New Findings on Student Multitasking with Mobile Devices and Student Success
This paper investigates the influence of university student multitasking on their learning success, defined as students’ learning satisfaction and performance.
Most research on student multitasking finds student multitasking problematic. However, this research is generally from 2010. Yet, today’s students are known to be digital natives and they have a different, more positive, relationship with mobile technologies. Based on the old findings, most instructors ban mobile technology use during instruction, and design their online courses without regard for the mobile technology use that happens regardless of their ban. This study investigates whether today’s instructors and learning management system interface designers should take into account multitasking with mobile technologies.

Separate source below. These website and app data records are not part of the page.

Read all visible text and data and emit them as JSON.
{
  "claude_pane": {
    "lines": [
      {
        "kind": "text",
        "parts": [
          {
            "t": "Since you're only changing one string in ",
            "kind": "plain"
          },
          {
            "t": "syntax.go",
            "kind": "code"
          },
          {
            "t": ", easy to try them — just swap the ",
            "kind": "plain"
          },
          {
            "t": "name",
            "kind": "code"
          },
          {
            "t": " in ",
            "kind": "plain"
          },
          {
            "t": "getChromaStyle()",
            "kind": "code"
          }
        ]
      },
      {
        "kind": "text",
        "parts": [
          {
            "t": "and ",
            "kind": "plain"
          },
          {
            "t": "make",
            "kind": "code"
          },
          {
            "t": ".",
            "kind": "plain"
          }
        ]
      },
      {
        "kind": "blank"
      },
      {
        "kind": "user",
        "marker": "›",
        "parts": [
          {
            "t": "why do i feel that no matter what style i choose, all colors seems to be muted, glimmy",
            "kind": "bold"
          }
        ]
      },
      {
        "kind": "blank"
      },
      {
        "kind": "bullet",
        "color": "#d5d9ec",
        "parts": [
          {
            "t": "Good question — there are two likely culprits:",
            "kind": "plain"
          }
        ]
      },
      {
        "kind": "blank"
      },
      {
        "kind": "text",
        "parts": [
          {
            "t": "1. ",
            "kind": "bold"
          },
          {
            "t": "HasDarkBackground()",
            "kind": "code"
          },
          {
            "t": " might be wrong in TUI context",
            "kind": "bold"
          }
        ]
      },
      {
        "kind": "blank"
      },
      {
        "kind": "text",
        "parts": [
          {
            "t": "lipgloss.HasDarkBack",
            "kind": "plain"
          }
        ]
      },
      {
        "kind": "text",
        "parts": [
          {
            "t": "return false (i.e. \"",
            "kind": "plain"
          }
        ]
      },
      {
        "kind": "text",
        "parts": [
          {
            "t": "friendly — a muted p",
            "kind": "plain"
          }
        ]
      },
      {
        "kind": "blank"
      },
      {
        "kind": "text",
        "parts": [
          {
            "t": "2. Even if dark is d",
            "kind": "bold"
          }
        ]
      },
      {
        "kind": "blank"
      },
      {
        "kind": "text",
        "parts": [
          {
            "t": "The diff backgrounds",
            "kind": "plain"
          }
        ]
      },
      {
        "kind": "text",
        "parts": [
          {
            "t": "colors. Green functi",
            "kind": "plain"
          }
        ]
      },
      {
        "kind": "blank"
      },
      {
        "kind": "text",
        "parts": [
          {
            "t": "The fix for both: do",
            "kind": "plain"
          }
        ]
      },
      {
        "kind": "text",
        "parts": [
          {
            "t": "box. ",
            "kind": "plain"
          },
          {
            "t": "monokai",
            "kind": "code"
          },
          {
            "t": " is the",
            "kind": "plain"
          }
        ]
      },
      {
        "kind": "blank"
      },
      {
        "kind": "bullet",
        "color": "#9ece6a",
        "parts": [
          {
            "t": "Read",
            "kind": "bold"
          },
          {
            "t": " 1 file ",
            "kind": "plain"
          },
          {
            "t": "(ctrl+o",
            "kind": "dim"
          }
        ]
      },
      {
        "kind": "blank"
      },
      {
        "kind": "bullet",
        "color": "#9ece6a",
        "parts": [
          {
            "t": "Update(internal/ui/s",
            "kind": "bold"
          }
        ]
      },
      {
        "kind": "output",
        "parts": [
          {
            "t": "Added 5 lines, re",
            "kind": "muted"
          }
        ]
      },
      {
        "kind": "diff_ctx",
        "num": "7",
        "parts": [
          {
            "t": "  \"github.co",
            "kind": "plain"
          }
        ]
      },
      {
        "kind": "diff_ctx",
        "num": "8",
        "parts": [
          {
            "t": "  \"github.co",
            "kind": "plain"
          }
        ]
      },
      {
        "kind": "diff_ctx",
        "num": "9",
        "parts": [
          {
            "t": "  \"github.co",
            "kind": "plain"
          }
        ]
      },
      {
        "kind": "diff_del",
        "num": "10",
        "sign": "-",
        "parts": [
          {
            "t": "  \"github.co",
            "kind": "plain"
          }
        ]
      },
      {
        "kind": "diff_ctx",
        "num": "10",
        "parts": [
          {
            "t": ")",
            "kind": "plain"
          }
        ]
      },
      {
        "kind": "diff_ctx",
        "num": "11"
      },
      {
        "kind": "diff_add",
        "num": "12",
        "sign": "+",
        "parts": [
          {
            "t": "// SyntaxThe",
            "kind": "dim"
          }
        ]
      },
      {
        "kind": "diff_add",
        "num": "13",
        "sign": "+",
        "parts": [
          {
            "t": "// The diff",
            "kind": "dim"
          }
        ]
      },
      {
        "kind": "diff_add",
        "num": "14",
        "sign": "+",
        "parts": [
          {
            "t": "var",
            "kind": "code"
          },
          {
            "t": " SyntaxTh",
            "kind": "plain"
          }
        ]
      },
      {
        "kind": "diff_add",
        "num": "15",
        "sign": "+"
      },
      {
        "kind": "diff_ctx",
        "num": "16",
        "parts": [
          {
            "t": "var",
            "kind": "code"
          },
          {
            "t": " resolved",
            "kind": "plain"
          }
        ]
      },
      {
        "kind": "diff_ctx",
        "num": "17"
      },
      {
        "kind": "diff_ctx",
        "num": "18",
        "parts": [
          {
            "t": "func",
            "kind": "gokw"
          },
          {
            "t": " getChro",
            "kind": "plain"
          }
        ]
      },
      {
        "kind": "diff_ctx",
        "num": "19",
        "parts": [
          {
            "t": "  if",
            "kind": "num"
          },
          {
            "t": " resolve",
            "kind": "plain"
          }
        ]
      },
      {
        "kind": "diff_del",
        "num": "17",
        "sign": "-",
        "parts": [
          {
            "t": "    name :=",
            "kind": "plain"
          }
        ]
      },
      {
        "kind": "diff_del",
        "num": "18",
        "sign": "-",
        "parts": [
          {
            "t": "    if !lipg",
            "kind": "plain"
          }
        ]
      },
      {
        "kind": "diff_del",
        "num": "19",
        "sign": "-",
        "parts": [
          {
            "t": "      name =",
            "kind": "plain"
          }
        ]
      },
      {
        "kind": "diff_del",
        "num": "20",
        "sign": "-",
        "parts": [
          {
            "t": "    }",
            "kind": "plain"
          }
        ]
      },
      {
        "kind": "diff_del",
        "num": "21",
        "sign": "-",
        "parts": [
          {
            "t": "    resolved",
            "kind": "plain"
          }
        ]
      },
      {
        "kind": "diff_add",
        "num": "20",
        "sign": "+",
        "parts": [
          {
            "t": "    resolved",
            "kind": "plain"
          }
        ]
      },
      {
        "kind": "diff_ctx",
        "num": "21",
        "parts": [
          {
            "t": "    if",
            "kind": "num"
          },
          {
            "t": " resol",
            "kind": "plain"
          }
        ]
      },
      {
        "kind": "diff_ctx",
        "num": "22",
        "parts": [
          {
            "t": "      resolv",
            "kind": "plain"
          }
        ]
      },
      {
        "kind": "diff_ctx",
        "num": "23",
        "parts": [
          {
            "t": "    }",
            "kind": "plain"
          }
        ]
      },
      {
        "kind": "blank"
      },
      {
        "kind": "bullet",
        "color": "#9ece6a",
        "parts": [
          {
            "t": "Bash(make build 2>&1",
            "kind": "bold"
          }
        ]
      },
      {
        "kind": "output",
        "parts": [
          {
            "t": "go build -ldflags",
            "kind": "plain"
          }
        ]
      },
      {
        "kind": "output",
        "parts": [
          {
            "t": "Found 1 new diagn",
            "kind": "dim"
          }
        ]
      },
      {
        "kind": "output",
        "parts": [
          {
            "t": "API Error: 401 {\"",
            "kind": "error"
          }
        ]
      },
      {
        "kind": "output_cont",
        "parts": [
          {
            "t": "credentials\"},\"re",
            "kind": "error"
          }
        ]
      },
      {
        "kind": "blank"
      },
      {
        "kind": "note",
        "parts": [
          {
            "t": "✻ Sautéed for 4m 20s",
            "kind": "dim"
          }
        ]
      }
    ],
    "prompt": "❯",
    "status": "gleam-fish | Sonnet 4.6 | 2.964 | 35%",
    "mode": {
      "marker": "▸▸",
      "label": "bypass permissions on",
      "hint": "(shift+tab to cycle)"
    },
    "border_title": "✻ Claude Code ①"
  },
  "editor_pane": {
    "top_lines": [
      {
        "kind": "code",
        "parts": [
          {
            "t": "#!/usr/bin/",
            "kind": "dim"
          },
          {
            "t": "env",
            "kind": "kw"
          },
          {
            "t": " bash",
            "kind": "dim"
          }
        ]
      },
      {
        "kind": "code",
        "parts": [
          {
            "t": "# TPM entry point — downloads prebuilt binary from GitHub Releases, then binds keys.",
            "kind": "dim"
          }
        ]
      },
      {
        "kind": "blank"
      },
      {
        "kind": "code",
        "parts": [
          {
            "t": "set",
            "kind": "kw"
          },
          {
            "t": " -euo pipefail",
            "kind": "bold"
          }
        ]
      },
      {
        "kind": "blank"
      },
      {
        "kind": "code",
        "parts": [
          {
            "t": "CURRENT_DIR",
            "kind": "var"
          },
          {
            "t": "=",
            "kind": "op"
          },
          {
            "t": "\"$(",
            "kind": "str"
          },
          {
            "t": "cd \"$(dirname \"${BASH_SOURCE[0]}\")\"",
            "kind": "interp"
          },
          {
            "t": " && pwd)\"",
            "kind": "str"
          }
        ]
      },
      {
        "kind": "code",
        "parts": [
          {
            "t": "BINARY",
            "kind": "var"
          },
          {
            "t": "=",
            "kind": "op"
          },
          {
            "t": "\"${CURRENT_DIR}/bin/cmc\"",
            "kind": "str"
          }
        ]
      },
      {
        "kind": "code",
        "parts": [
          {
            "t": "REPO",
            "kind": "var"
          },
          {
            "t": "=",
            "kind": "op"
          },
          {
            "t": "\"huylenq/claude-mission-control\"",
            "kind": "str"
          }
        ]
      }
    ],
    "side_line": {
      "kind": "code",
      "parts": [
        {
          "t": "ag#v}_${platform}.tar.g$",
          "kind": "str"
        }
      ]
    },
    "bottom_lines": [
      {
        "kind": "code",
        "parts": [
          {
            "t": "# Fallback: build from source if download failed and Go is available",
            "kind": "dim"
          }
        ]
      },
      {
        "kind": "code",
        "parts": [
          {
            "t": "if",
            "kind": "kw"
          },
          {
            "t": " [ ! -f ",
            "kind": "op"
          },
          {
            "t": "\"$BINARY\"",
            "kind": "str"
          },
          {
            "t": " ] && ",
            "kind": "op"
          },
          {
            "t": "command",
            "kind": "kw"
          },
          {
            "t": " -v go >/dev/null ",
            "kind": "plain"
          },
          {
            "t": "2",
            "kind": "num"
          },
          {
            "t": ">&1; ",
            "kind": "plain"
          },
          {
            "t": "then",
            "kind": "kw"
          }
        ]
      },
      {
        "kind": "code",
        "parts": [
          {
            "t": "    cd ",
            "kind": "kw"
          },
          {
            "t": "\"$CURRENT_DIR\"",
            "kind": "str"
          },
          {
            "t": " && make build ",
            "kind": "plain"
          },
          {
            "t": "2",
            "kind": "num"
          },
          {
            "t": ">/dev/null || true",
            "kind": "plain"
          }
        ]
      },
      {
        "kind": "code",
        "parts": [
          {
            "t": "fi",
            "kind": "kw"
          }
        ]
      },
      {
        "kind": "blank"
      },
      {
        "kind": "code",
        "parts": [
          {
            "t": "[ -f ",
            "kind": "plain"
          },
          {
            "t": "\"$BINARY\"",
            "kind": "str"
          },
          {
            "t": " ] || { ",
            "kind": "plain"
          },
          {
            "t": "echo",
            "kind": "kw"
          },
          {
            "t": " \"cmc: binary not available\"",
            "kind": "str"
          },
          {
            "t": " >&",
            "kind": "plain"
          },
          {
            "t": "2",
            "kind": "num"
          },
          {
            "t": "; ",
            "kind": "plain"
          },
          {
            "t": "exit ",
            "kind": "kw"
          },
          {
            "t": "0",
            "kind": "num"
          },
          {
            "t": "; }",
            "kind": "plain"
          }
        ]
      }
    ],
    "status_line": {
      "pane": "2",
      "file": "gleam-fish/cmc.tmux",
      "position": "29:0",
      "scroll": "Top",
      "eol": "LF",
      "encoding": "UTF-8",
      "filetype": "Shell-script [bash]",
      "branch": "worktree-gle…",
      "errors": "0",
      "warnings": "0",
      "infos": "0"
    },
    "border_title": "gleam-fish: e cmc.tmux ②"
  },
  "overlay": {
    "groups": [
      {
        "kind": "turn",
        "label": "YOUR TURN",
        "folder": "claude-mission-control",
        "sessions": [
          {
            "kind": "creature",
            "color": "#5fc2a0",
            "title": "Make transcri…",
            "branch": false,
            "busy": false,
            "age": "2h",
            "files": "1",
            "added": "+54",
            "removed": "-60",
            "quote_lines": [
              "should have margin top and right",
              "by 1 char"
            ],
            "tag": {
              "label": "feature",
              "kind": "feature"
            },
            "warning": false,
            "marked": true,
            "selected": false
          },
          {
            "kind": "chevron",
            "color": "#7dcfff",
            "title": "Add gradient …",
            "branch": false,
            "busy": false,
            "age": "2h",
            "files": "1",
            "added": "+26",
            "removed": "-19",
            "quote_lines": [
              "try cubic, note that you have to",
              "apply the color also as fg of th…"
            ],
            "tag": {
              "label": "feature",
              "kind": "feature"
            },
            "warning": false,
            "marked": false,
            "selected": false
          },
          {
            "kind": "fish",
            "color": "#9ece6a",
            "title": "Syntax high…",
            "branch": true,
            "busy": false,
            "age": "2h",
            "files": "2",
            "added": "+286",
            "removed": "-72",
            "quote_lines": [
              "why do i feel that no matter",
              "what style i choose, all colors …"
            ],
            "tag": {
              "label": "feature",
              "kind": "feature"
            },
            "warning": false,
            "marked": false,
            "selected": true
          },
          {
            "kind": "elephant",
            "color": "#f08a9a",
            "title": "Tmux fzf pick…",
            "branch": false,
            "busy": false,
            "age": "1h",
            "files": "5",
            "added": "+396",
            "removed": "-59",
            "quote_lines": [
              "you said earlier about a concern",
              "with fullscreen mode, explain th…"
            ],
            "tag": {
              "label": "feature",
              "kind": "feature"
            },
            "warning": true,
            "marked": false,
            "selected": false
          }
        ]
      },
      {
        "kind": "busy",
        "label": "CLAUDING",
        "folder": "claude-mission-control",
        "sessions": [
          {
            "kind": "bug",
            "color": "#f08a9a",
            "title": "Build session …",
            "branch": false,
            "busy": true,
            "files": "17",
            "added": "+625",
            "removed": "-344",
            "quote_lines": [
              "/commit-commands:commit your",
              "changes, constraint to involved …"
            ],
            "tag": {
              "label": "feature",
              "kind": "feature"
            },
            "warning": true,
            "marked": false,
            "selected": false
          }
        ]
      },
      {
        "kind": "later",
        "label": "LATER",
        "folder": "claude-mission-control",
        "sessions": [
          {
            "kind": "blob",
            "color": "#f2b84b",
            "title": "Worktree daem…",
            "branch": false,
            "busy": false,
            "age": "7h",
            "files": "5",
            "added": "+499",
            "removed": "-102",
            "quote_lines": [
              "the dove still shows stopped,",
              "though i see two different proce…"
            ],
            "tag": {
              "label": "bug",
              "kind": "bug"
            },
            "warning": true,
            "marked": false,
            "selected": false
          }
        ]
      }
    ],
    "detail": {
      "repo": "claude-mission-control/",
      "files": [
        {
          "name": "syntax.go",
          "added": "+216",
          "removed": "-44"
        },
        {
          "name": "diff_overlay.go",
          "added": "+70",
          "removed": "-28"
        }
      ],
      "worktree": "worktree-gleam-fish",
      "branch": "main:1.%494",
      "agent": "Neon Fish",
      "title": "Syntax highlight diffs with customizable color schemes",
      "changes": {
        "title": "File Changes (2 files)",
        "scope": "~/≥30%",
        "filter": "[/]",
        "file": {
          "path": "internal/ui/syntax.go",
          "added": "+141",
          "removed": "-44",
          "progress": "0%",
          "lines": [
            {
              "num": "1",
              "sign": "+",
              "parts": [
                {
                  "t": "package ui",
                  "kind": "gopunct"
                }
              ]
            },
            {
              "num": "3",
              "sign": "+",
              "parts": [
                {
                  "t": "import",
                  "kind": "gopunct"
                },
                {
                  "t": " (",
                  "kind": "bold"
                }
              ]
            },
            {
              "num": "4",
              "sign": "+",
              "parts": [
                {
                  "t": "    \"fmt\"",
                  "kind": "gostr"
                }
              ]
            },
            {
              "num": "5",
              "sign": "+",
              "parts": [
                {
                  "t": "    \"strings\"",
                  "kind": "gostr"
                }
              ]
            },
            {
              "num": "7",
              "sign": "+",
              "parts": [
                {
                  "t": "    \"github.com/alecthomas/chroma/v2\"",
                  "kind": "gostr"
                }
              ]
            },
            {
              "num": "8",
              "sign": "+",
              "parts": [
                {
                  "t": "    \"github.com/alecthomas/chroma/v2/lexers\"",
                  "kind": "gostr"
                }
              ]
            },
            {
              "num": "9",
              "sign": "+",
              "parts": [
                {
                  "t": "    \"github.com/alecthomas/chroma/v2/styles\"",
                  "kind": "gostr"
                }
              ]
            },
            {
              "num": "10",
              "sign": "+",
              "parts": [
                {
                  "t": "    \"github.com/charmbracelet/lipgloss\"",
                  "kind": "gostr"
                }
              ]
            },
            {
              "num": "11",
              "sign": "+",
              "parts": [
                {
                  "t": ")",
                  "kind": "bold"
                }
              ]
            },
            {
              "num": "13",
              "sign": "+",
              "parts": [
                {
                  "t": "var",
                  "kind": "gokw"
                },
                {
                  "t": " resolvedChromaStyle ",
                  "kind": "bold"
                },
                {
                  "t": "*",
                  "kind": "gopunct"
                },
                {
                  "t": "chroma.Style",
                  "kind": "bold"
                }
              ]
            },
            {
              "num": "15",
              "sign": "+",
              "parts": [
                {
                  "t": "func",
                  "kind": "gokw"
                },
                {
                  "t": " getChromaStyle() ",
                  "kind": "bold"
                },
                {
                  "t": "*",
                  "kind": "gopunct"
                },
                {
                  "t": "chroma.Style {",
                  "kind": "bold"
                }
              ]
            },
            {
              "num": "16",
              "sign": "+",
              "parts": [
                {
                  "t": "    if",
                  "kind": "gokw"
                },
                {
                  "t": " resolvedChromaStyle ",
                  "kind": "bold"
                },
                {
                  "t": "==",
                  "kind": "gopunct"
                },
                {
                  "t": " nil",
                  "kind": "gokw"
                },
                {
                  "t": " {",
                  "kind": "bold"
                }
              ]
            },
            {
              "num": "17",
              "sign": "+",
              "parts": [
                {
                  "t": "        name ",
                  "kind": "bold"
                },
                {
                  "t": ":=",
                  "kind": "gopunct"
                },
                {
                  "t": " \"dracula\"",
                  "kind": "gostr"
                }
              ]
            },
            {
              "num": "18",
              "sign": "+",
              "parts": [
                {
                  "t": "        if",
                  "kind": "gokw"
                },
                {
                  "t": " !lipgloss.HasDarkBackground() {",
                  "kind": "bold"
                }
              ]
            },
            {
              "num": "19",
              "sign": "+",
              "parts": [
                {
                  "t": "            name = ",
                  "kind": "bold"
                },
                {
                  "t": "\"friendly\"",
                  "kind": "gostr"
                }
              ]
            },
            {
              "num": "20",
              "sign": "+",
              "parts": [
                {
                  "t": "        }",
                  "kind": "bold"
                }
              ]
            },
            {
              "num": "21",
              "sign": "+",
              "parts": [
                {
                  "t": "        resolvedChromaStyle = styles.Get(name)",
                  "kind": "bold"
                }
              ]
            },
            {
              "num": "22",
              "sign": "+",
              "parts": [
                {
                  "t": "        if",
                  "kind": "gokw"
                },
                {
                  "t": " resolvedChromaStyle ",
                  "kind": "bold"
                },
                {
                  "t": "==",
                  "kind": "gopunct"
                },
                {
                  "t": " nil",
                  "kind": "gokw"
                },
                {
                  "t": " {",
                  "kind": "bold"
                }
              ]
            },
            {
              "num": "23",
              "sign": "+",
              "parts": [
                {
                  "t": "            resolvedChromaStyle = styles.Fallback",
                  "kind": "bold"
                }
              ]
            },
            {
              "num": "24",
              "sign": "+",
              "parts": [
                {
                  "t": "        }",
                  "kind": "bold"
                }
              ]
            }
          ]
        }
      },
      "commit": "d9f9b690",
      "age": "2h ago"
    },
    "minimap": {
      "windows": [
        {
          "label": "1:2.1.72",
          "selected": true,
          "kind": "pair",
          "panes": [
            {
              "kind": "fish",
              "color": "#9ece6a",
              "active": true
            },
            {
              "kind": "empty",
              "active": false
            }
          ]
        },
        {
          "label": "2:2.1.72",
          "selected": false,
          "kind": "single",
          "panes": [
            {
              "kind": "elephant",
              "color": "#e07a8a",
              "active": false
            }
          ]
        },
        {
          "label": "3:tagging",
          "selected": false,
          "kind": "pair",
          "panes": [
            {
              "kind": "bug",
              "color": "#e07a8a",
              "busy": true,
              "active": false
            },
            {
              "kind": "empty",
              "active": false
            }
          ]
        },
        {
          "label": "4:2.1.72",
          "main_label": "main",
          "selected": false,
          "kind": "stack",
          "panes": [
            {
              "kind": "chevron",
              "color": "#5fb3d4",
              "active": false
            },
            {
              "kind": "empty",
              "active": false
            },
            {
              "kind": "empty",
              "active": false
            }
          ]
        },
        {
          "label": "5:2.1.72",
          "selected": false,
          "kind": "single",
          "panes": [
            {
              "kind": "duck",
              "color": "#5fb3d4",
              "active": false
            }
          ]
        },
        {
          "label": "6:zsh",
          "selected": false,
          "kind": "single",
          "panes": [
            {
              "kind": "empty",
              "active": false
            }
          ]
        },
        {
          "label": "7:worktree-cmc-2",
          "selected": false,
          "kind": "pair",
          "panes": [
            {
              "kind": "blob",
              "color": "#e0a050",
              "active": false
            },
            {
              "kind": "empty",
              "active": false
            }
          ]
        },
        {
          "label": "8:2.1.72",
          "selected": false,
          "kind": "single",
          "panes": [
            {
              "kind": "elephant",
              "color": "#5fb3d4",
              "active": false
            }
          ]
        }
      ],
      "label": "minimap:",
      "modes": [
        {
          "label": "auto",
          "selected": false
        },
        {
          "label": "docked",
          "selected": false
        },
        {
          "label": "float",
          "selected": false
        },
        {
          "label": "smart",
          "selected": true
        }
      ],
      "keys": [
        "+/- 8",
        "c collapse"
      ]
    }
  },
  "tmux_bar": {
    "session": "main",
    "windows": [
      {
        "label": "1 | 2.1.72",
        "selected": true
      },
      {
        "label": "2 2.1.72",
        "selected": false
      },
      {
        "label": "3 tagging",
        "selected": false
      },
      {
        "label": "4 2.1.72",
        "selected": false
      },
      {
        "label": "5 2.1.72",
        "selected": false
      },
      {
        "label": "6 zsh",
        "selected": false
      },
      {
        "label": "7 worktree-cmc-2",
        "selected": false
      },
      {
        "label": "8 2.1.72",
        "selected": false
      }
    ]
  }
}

A quasi-experimental design was used in this study. Data were collected from 117 students across two sections of an introductory Management Information Systems class taught by the first author. We took multiple approaches and steps to control for confounding factors and to increase the internal validity of the study. We used a control group as a comparison group, we used a pre-test, we controlled for selection bias, and we tested for demographic differences between groups.
With this paper, we explicated the relationship between multitasking and learning success. We defined learning success as learning performance and learning satisfaction. Contrary to the literature, we found that multitasking involving IT texting does not decrease students’ learning performance. An explanation of this change is the change in the student population, and the digital nativeness between 2010s and 2020 and beyond.
Our study showed that multitasking involving IT texting does not decrease students’ performance in class compared to not multitasking. Secondly, our study showed that, overall, multitasking reduced the students’ learning satisfaction despite the literature suggesting otherwise. We found that attitude towards multitasking moderated the relationship between multitasking and learning satisfaction as follows. Individuals who had a positive attitude towards multitasking had high learning satisfaction with multitasking. However, individuals who had positive attitude toward multitasking did not necessarily have higher learning performance.
We would recommend both instructors and the designers of learning management systems to take mobile multitasking into consideration while designing courses and course interfaces, rather than banning multitasking, and assuming that the students do not do it. Furthermore, we recommend including multitasking into relevant courses such as Management Information Systems courses to make students aware of their own multitasking behavior and their results.
We recommend that future studies investigate multitasking with different instruction methods, especially studies that make students aware of their multitasking behavior and its outcomes will be useful for next generations.
This paper investigates the role of mobile multitasking on learning performance. Since mobile technologies are ubiquitous and their use in multitasking is common, their use in multitasking affects societal performance.
Studies that replicate our research with larger and more diverse samples are needed. Future research could explore research-based experiential teaching methods, similar to this study.